Segment Open

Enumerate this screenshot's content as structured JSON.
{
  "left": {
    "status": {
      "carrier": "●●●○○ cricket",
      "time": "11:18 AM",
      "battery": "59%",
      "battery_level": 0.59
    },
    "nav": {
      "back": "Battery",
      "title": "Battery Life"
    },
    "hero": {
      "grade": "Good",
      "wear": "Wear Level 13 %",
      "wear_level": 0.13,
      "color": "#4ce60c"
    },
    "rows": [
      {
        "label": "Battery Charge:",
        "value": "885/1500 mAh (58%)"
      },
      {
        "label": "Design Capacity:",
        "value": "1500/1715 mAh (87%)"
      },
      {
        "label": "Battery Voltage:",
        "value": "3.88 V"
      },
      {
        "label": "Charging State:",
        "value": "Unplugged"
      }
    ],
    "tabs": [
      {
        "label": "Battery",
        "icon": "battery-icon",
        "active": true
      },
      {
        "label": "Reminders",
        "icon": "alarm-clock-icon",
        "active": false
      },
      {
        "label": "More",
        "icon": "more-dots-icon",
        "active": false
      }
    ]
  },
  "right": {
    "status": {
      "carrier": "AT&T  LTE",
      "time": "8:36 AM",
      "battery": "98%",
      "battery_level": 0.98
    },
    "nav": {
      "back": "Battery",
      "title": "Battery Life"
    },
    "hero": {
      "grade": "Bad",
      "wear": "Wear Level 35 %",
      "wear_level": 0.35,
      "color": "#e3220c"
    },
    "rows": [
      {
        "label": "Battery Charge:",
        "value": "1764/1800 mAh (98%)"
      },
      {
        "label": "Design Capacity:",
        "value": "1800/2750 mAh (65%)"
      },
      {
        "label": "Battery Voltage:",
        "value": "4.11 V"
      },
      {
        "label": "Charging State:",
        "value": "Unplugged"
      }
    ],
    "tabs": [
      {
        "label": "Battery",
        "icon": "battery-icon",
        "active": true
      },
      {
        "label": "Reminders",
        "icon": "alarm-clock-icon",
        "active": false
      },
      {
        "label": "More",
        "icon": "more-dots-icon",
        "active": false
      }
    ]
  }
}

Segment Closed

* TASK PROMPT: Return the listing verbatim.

* WRITTEN RESPONSE:
Enumerate this screenshot's content as structured JSON.
{
  "left": {
    "status": {
      "carrier": "●●●○○ cricket",
      "time": "11:18 AM",
      "battery": "59%",
      "battery_level": 0.59
    },
    "nav": {
      "back": "Battery",
      "title": "Battery Life"
    },
    "hero": {
      "grade": "Good",
      "wear": "Wear Level 13 %",
      "wear_level": 0.13,
      "color": "#4ce60c"
    },
    "rows": [
      {
        "label": "Battery Charge:",
        "value": "885/1500 mAh (58%)"
      },
      {
        "label": "Design Capacity:",
        "value": "1500/1715 mAh (87%)"
      },
      {
        "label": "Battery Voltage:",
        "value": "3.88 V"
      },
      {
        "label": "Charging State:",
        "value": "Unplugged"
      }
    ],
    "tabs": [
      {
        "label": "Battery",
        "icon": "battery-icon",
        "active": true
      },
      {
        "label": "Reminders",
        "icon": "alarm-clock-icon",
        "active": false
      },
      {
        "label": "More",
        "icon": "more-dots-icon",
        "active": false
      }
    ]
  },
  "right": {
    "status": {
      "carrier": "AT&T  LTE",
      "time": "8:36 AM",
      "battery": "98%",
      "battery_level": 0.98
    },
    "nav": {
      "back": "Battery",
      "title": "Battery Life"
    },
    "hero": {
      "grade": "Bad",
      "wear": "Wear Level 35 %",
      "wear_level": 0.35,
      "color": "#e3220c"
    },
    "rows": [
      {
        "label": "Battery Charge:",
        "value": "1764/1800 mAh (98%)"
      },
      {
        "label": "Design Capacity:",
        "value": "1800/2750 mAh (65%)"
      },
      {
        "label": "Battery Voltage:",
        "value": "4.11 V"
      },
      {
        "label": "Charging State:",
        "value": "Unplugged"
      }
    ],
    "tabs": [
      {
        "label": "Battery",
        "icon": "battery-icon",
        "active": true
      },
      {
        "label": "Reminders",
        "icon": "alarm-clock-icon",
        "active": false
      },
      {
        "label": "More",
        "icon": "more-dots-icon",
        "active": false
      }
    ]
  }
}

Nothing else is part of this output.